* WORK TO COMPLETE *
In the entries below, find every line holding the string "icon" and collect it.

(Component data from apps and pages)
────────

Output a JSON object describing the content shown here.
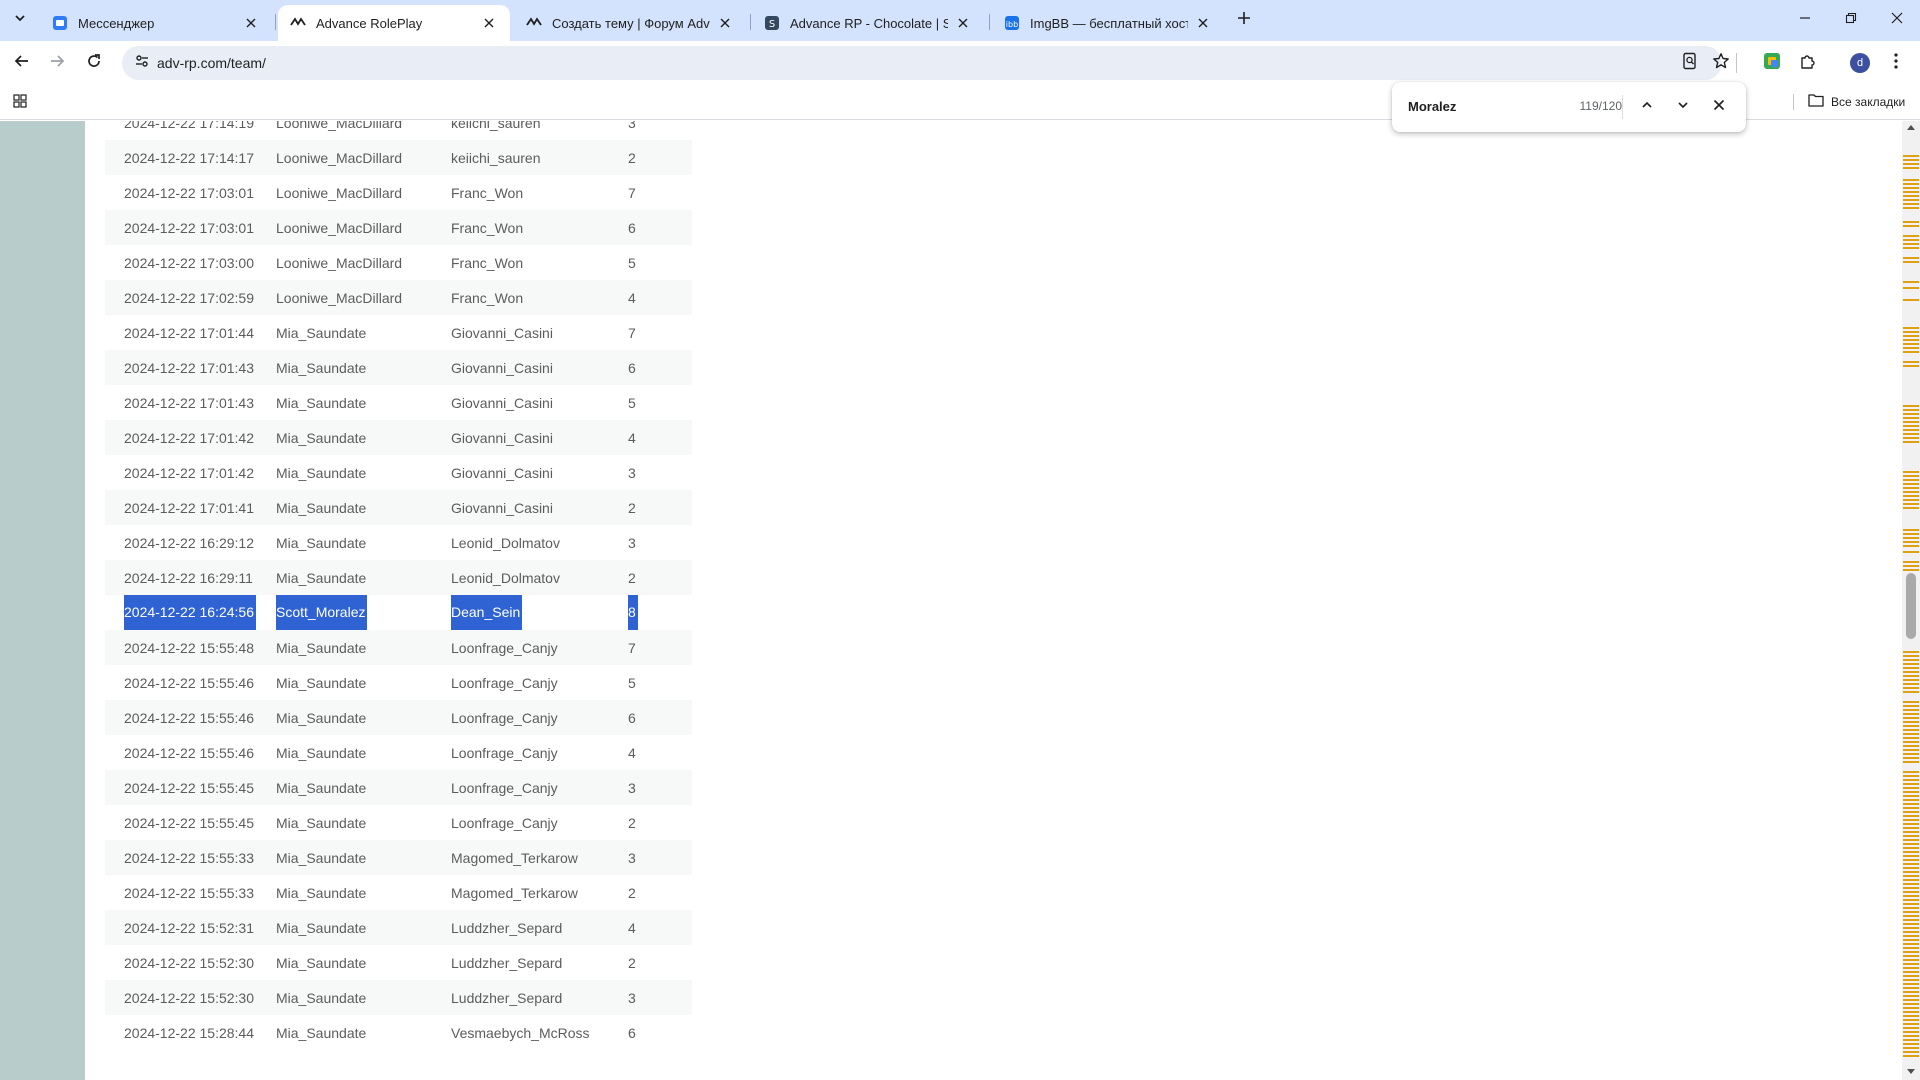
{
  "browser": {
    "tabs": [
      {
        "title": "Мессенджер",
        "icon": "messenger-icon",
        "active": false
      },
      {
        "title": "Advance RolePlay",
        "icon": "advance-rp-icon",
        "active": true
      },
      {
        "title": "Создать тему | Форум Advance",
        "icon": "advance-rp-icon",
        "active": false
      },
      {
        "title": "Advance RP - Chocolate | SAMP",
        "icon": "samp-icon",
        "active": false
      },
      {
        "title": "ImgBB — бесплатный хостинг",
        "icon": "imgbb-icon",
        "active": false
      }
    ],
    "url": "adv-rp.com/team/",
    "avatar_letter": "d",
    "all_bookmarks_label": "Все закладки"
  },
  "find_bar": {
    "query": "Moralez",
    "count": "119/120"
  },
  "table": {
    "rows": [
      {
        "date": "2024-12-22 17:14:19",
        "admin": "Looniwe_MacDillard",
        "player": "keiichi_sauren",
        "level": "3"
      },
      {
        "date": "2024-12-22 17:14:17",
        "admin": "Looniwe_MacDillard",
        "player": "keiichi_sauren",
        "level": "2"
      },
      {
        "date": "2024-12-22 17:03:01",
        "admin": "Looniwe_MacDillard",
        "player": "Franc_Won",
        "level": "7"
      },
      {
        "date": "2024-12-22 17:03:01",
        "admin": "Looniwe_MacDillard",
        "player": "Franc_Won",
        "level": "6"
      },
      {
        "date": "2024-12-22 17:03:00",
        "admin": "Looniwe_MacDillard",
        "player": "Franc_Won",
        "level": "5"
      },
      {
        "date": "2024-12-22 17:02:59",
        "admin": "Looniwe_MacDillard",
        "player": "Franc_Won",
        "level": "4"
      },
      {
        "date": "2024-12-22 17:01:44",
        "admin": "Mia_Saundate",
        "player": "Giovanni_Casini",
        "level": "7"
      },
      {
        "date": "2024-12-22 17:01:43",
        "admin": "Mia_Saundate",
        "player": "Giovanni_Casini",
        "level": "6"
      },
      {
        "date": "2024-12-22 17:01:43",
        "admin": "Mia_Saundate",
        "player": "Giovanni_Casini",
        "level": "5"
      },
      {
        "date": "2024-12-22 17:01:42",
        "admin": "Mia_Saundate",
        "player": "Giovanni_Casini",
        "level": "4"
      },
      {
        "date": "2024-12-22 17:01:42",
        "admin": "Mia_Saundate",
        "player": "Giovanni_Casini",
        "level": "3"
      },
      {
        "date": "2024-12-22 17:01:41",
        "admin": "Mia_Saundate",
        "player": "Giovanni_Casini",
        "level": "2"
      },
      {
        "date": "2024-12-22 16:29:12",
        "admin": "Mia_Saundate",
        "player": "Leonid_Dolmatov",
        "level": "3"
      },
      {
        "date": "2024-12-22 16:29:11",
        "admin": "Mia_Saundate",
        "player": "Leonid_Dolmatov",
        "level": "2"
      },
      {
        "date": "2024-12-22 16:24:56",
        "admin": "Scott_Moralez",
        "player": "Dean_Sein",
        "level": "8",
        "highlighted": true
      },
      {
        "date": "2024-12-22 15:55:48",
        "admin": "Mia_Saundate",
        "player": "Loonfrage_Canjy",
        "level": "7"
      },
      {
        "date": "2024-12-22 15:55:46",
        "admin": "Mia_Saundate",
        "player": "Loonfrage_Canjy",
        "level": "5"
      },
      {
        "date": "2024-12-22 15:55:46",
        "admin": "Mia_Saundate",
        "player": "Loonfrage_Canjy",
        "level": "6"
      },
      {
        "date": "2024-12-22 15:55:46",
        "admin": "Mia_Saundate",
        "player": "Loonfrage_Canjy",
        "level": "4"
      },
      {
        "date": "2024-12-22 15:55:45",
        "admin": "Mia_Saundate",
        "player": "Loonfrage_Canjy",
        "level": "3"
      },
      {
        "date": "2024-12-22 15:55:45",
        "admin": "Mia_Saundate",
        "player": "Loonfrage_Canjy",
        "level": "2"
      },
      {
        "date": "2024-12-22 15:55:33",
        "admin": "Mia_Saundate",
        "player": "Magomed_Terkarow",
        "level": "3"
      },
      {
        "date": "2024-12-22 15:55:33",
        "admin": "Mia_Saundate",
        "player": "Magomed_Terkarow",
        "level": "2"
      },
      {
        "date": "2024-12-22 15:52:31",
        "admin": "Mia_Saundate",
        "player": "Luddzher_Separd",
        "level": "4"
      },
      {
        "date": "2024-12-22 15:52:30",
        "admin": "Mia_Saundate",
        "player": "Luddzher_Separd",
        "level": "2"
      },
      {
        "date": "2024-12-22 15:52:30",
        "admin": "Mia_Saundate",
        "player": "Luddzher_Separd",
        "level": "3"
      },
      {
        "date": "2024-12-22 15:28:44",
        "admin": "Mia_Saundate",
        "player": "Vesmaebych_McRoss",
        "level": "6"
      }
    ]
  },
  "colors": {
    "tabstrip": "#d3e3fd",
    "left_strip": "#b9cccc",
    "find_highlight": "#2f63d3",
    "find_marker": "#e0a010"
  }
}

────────

* REPLY *
        "icon": "messenger-icon",
        "icon": "advance-rp-icon",
        "icon": "advance-rp-icon",
        "icon": "samp-icon",
        "icon": "imgbb-icon",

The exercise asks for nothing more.